- Task objective
All of the data is to be restated word for word.

- Data for this exercise

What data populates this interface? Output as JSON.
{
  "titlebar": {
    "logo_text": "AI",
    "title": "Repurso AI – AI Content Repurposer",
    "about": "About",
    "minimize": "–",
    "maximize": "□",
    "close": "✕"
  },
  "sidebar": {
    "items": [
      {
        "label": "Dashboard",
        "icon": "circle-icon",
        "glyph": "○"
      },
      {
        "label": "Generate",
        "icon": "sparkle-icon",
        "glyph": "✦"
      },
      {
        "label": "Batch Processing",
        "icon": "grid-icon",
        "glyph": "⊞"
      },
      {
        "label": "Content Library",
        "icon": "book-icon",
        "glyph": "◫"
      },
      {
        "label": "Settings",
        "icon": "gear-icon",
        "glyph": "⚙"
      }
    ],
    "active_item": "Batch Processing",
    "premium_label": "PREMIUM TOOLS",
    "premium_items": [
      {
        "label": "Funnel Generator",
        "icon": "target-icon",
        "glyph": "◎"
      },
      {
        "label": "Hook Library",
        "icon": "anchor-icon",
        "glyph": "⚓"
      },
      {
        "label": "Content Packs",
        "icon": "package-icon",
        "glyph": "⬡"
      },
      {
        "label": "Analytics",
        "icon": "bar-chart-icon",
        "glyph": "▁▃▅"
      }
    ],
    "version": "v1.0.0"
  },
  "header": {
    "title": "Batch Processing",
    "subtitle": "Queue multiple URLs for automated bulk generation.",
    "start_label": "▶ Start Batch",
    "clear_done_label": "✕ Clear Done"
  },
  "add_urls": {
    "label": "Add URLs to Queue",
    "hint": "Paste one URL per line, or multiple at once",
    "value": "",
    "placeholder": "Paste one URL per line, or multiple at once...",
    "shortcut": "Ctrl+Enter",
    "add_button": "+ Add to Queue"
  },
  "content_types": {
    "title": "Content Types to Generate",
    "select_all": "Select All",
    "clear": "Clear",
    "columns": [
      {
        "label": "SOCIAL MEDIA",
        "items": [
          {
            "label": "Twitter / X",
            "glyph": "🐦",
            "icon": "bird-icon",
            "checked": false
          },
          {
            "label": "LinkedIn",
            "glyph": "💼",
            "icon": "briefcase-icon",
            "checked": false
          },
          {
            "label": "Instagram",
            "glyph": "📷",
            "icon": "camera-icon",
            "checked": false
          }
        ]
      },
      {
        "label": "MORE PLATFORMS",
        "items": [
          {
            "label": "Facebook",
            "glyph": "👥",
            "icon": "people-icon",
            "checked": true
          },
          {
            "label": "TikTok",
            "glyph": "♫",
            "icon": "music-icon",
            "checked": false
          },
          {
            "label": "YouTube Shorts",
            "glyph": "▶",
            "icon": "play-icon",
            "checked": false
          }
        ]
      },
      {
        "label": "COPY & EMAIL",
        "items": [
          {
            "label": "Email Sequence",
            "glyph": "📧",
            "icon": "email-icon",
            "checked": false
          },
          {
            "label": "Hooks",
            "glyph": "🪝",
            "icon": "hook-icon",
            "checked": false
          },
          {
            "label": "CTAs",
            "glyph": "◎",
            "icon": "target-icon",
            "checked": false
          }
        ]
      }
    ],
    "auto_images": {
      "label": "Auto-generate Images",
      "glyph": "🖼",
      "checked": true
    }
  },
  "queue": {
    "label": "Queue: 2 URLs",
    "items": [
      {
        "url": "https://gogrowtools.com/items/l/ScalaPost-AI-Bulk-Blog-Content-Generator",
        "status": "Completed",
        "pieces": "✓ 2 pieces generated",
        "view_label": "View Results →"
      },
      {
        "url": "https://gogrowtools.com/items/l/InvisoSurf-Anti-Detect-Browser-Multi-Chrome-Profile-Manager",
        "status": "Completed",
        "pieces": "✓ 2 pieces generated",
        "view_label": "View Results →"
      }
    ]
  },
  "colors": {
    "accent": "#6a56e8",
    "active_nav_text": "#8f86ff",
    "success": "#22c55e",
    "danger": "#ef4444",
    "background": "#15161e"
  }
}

- Solved exercise
What data populates this interface? Output as JSON.
{
  "titlebar": {
    "logo_text": "AI",
    "title": "Repurso AI – AI Content Repurposer",
    "about": "About",
    "minimize": "–",
    "maximize": "□",
    "close": "✕"
  },
  "sidebar": {
    "items": [
      {
        "label": "Dashboard",
        "icon": "circle-icon",
        "glyph": "○"
      },
      {
        "label": "Generate",
        "icon": "sparkle-icon",
        "glyph": "✦"
      },
      {
        "label": "Batch Processing",
        "icon": "grid-icon",
        "glyph": "⊞"
      },
      {
        "label": "Content Library",
        "icon": "book-icon",
        "glyph": "◫"
      },
      {
        "label": "Settings",
        "icon": "gear-icon",
        "glyph": "⚙"
      }
    ],
    "active_item": "Batch Processing",
    "premium_label": "PREMIUM TOOLS",
    "premium_items": [
      {
        "label": "Funnel Generator",
        "icon": "target-icon",
        "glyph": "◎"
      },
      {
        "label": "Hook Library",
        "icon": "anchor-icon",
        "glyph": "⚓"
      },
      {
        "label": "Content Packs",
        "icon": "package-icon",
        "glyph": "⬡"
      },
      {
        "label": "Analytics",
        "icon": "bar-chart-icon",
        "glyph": "▁▃▅"
      }
    ],
    "version": "v1.0.0"
  },
  "header": {
    "title": "Batch Processing",
    "subtitle": "Queue multiple URLs for automated bulk generation.",
    "start_label": "▶ Start Batch",
    "clear_done_label": "✕ Clear Done"
  },
  "add_urls": {
    "label": "Add URLs to Queue",
    "hint": "Paste one URL per line, or multiple at once",
    "value": "",
    "placeholder": "Paste one URL per line, or multiple at once...",
    "shortcut": "Ctrl+Enter",
    "add_button": "+ Add to Queue"
  },
  "content_types": {
    "title": "Content Types to Generate",
    "select_all": "Select All",
    "clear": "Clear",
    "columns": [
      {
        "label": "SOCIAL MEDIA",
        "items": [
          {
            "label": "Twitter / X",
            "glyph": "🐦",
            "icon": "bird-icon",
            "checked": false
          },
          {
            "label": "LinkedIn",
            "glyph": "💼",
            "icon": "briefcase-icon",
            "checked": false
          },
          {
            "label": "Instagram",
            "glyph": "📷",
            "icon": "camera-icon",
            "checked": false
          }
        ]
      },
      {
        "label": "MORE PLATFORMS",
        "items": [
          {
            "label": "Facebook",
            "glyph": "👥",
            "icon": "people-icon",
            "checked": true
          },
          {
            "label": "TikTok",
            "glyph": "♫",
            "icon": "music-icon",
            "checked": false
          },
          {
            "label": "YouTube Shorts",
            "glyph": "▶",
            "icon": "play-icon",
            "checked": false
          }
        ]
      },
      {
        "label": "COPY & EMAIL",
        "items": [
          {
            "label": "Email Sequence",
            "glyph": "📧",
            "icon": "email-icon",
            "checked": false
          },
          {
            "label": "Hooks",
            "glyph": "🪝",
            "icon": "hook-icon",
            "checked": false
          },
          {
            "label": "CTAs",
            "glyph": "◎",
            "icon": "target-icon",
            "checked": false
          }
        ]
      }
    ],
    "auto_images": {
      "label": "Auto-generate Images",
      "glyph": "🖼",
      "checked": true
    }
  },
  "queue": {
    "label": "Queue: 2 URLs",
    "items": [
      {
        "url": "https://gogrowtools.com/items/l/ScalaPost-AI-Bulk-Blog-Content-Generator",
        "status": "Completed",
        "pieces": "✓ 2 pieces generated",
        "view_label": "View Results →"
      },
      {
        "url": "https://gogrowtools.com/items/l/InvisoSurf-Anti-Detect-Browser-Multi-Chrome-Profile-Manager",
        "status": "Completed",
        "pieces": "✓ 2 pieces generated",
        "view_label": "View Results →"
      }
    ]
  },
  "colors": {
    "accent": "#6a56e8",
    "active_nav_text": "#8f86ff",
    "success": "#22c55e",
    "danger": "#ef4444",
    "background": "#15161e"
  }
}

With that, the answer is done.